__Activity__.
Answer with a bare number: the count of lines in the data below that contain the word "label".

-------- Material shown --------

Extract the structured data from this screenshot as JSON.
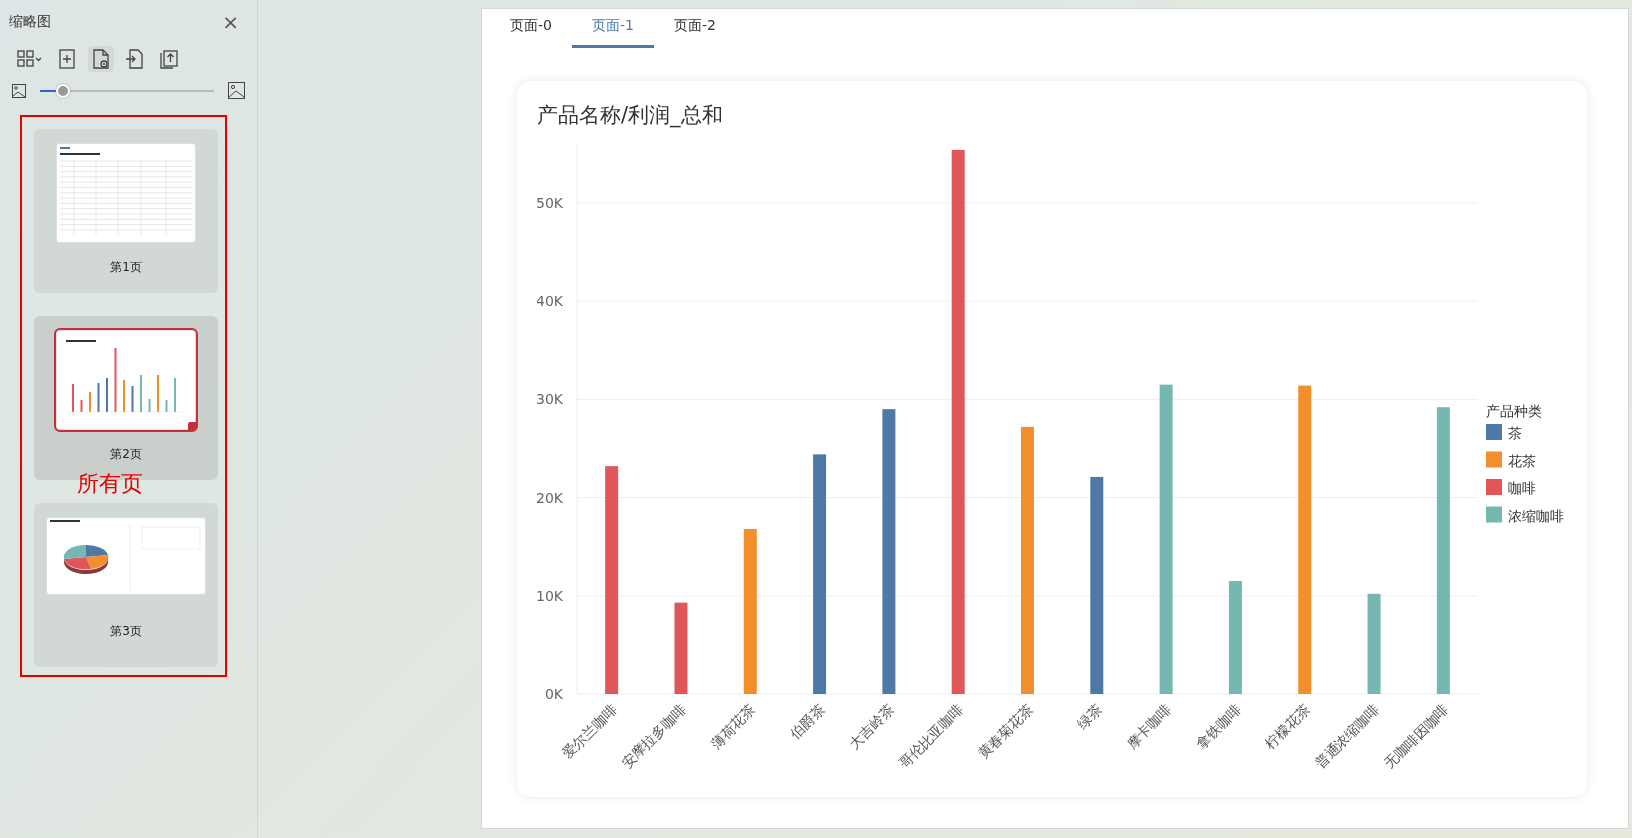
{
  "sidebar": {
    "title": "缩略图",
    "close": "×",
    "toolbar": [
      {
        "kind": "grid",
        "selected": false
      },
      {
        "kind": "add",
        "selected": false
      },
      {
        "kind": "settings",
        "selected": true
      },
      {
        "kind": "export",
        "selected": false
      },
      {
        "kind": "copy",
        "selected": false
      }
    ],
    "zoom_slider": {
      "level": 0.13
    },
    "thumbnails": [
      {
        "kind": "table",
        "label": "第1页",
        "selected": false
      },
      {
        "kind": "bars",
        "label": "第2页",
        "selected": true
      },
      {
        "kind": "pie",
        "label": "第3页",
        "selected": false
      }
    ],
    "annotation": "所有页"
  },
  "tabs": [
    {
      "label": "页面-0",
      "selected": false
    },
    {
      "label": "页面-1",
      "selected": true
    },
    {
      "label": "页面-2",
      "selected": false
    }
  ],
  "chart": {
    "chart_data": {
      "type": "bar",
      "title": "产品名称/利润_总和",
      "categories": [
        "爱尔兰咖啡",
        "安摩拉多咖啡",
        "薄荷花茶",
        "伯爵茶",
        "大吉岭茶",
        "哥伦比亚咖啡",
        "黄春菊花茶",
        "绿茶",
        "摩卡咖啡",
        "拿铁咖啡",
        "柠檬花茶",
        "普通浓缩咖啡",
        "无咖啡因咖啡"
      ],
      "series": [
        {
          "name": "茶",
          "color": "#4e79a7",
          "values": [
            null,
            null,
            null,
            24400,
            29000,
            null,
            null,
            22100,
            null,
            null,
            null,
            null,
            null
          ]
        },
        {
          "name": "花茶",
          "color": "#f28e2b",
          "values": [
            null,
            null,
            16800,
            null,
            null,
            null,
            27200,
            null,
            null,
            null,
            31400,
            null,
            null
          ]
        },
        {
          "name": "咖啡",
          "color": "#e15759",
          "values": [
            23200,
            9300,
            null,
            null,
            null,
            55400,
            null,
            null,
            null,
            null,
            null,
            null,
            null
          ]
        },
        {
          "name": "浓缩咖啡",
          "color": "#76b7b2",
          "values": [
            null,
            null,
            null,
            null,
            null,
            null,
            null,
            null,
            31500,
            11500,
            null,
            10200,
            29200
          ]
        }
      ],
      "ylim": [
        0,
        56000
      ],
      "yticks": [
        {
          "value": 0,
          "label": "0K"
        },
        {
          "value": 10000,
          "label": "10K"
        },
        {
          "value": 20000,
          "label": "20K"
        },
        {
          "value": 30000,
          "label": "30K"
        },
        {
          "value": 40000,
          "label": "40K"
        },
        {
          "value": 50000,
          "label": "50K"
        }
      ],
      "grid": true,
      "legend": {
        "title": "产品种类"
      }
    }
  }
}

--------

__Result of this exercise__.
12